Work task: Give back the full listing, character for character, with no pictures.

Data to process:
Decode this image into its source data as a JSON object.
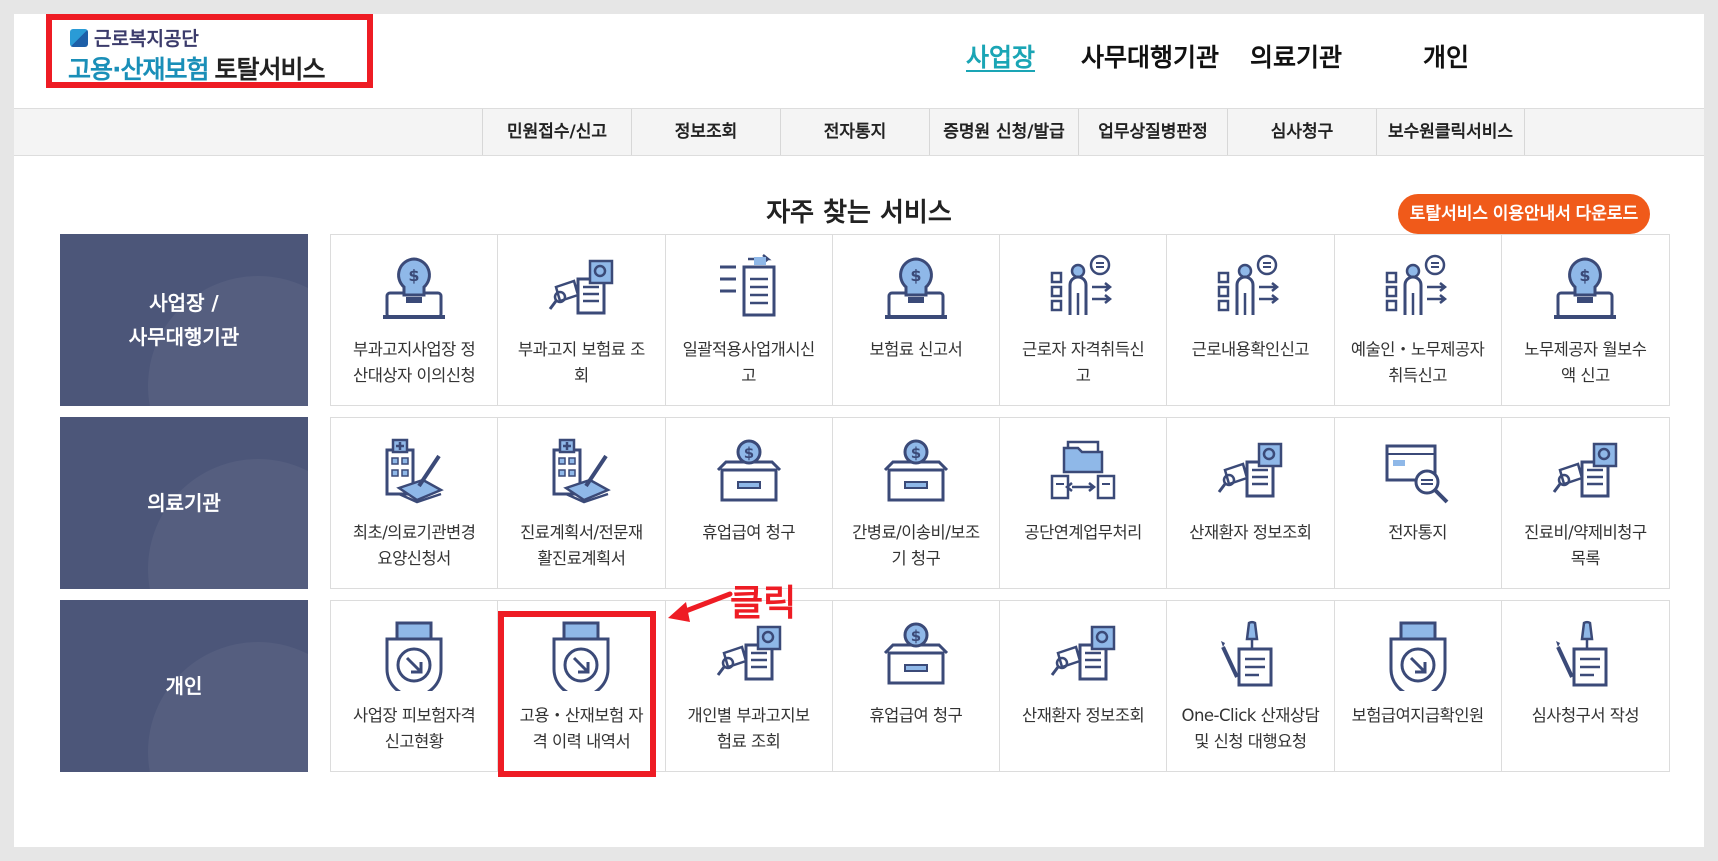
{
  "logo": {
    "org": "근로복지공단",
    "title_a": "고용·산재보험",
    "title_b": "토탈서비스"
  },
  "top_nav": [
    {
      "label": "사업장",
      "active": true
    },
    {
      "label": "사무대행기관",
      "active": false
    },
    {
      "label": "의료기관",
      "active": false
    },
    {
      "label": "개인",
      "active": false
    }
  ],
  "gnb": [
    "민원접수/신고",
    "정보조회",
    "전자통지",
    "증명원 신청/발급",
    "업무상질병판정",
    "심사청구",
    "보수원클릭서비스"
  ],
  "section": {
    "title": "자주 찾는 서비스",
    "guide_button": "토탈서비스 이용안내서 다운로드"
  },
  "rows": [
    {
      "label": "사업장 /\n사무대행기관",
      "items": [
        {
          "label": "부과고지사업장 정\n산대상자 이의신청",
          "icon": "money-bulb-icon"
        },
        {
          "label": "부과고지 보험료 조\n회",
          "icon": "document-search-icon"
        },
        {
          "label": "일괄적용사업개시신\n고",
          "icon": "document-transfer-icon"
        },
        {
          "label": "보험료 신고서",
          "icon": "money-bulb-icon"
        },
        {
          "label": "근로자 자격취득신\n고",
          "icon": "worker-list-icon"
        },
        {
          "label": "근로내용확인신고",
          "icon": "worker-list-icon"
        },
        {
          "label": "예술인・노무제공자\n취득신고",
          "icon": "worker-list-icon"
        },
        {
          "label": "노무제공자 월보수\n액 신고",
          "icon": "money-bulb-icon"
        }
      ]
    },
    {
      "label": "의료기관",
      "items": [
        {
          "label": "최초/의료기관변경\n요양신청서",
          "icon": "hospital-pen-icon"
        },
        {
          "label": "진료계획서/전문재\n활진료계획서",
          "icon": "hospital-pen-icon"
        },
        {
          "label": "휴업급여 청구",
          "icon": "money-box-icon"
        },
        {
          "label": "간병료/이송비/보조\n기 청구",
          "icon": "money-box-icon"
        },
        {
          "label": "공단연계업무처리",
          "icon": "folder-exchange-icon"
        },
        {
          "label": "산재환자 정보조회",
          "icon": "document-search-icon"
        },
        {
          "label": "전자통지",
          "icon": "parcel-search-icon"
        },
        {
          "label": "진료비/약제비청구\n목록",
          "icon": "document-search-icon"
        }
      ]
    },
    {
      "label": "개인",
      "items": [
        {
          "label": "사업장 피보험자격\n신고현황",
          "icon": "print-download-icon"
        },
        {
          "label": "고용・산재보험 자\n격 이력 내역서",
          "icon": "print-download-icon"
        },
        {
          "label": "개인별 부과고지보\n험료 조회",
          "icon": "document-search-icon"
        },
        {
          "label": "휴업급여 청구",
          "icon": "money-box-icon"
        },
        {
          "label": "산재환자 정보조회",
          "icon": "document-search-icon"
        },
        {
          "label": "One-Click 산재상담\n및 신청 대행요청",
          "icon": "pin-document-icon"
        },
        {
          "label": "보험급여지급확인원",
          "icon": "print-download-icon"
        },
        {
          "label": "심사청구서 작성",
          "icon": "pin-document-icon"
        }
      ]
    }
  ],
  "annotation": {
    "click_label": "클릭"
  },
  "colors": {
    "accent": "#1aa5b5",
    "label_bg": "#4c5679",
    "guide_button": "#f05a1a",
    "highlight": "#ee1c24",
    "icon_stroke": "#3b4a78",
    "icon_fill": "#8fb8e8"
  }
}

Exercise answer:
Decode this image into its source data as a JSON object.
{
  "logo": {
    "org": "근로복지공단",
    "title_a": "고용·산재보험",
    "title_b": "토탈서비스"
  },
  "top_nav": [
    {
      "label": "사업장",
      "active": true
    },
    {
      "label": "사무대행기관",
      "active": false
    },
    {
      "label": "의료기관",
      "active": false
    },
    {
      "label": "개인",
      "active": false
    }
  ],
  "gnb": [
    "민원접수/신고",
    "정보조회",
    "전자통지",
    "증명원 신청/발급",
    "업무상질병판정",
    "심사청구",
    "보수원클릭서비스"
  ],
  "section": {
    "title": "자주 찾는 서비스",
    "guide_button": "토탈서비스 이용안내서 다운로드"
  },
  "rows": [
    {
      "label": "사업장 /\n사무대행기관",
      "items": [
        {
          "label": "부과고지사업장 정\n산대상자 이의신청",
          "icon": "money-bulb-icon"
        },
        {
          "label": "부과고지 보험료 조\n회",
          "icon": "document-search-icon"
        },
        {
          "label": "일괄적용사업개시신\n고",
          "icon": "document-transfer-icon"
        },
        {
          "label": "보험료 신고서",
          "icon": "money-bulb-icon"
        },
        {
          "label": "근로자 자격취득신\n고",
          "icon": "worker-list-icon"
        },
        {
          "label": "근로내용확인신고",
          "icon": "worker-list-icon"
        },
        {
          "label": "예술인・노무제공자\n취득신고",
          "icon": "worker-list-icon"
        },
        {
          "label": "노무제공자 월보수\n액 신고",
          "icon": "money-bulb-icon"
        }
      ]
    },
    {
      "label": "의료기관",
      "items": [
        {
          "label": "최초/의료기관변경\n요양신청서",
          "icon": "hospital-pen-icon"
        },
        {
          "label": "진료계획서/전문재\n활진료계획서",
          "icon": "hospital-pen-icon"
        },
        {
          "label": "휴업급여 청구",
          "icon": "money-box-icon"
        },
        {
          "label": "간병료/이송비/보조\n기 청구",
          "icon": "money-box-icon"
        },
        {
          "label": "공단연계업무처리",
          "icon": "folder-exchange-icon"
        },
        {
          "label": "산재환자 정보조회",
          "icon": "document-search-icon"
        },
        {
          "label": "전자통지",
          "icon": "parcel-search-icon"
        },
        {
          "label": "진료비/약제비청구\n목록",
          "icon": "document-search-icon"
        }
      ]
    },
    {
      "label": "개인",
      "items": [
        {
          "label": "사업장 피보험자격\n신고현황",
          "icon": "print-download-icon"
        },
        {
          "label": "고용・산재보험 자\n격 이력 내역서",
          "icon": "print-download-icon"
        },
        {
          "label": "개인별 부과고지보\n험료 조회",
          "icon": "document-search-icon"
        },
        {
          "label": "휴업급여 청구",
          "icon": "money-box-icon"
        },
        {
          "label": "산재환자 정보조회",
          "icon": "document-search-icon"
        },
        {
          "label": "One-Click 산재상담\n및 신청 대행요청",
          "icon": "pin-document-icon"
        },
        {
          "label": "보험급여지급확인원",
          "icon": "print-download-icon"
        },
        {
          "label": "심사청구서 작성",
          "icon": "pin-document-icon"
        }
      ]
    }
  ],
  "annotation": {
    "click_label": "클릭"
  },
  "colors": {
    "accent": "#1aa5b5",
    "label_bg": "#4c5679",
    "guide_button": "#f05a1a",
    "highlight": "#ee1c24",
    "icon_stroke": "#3b4a78",
    "icon_fill": "#8fb8e8"
  }
}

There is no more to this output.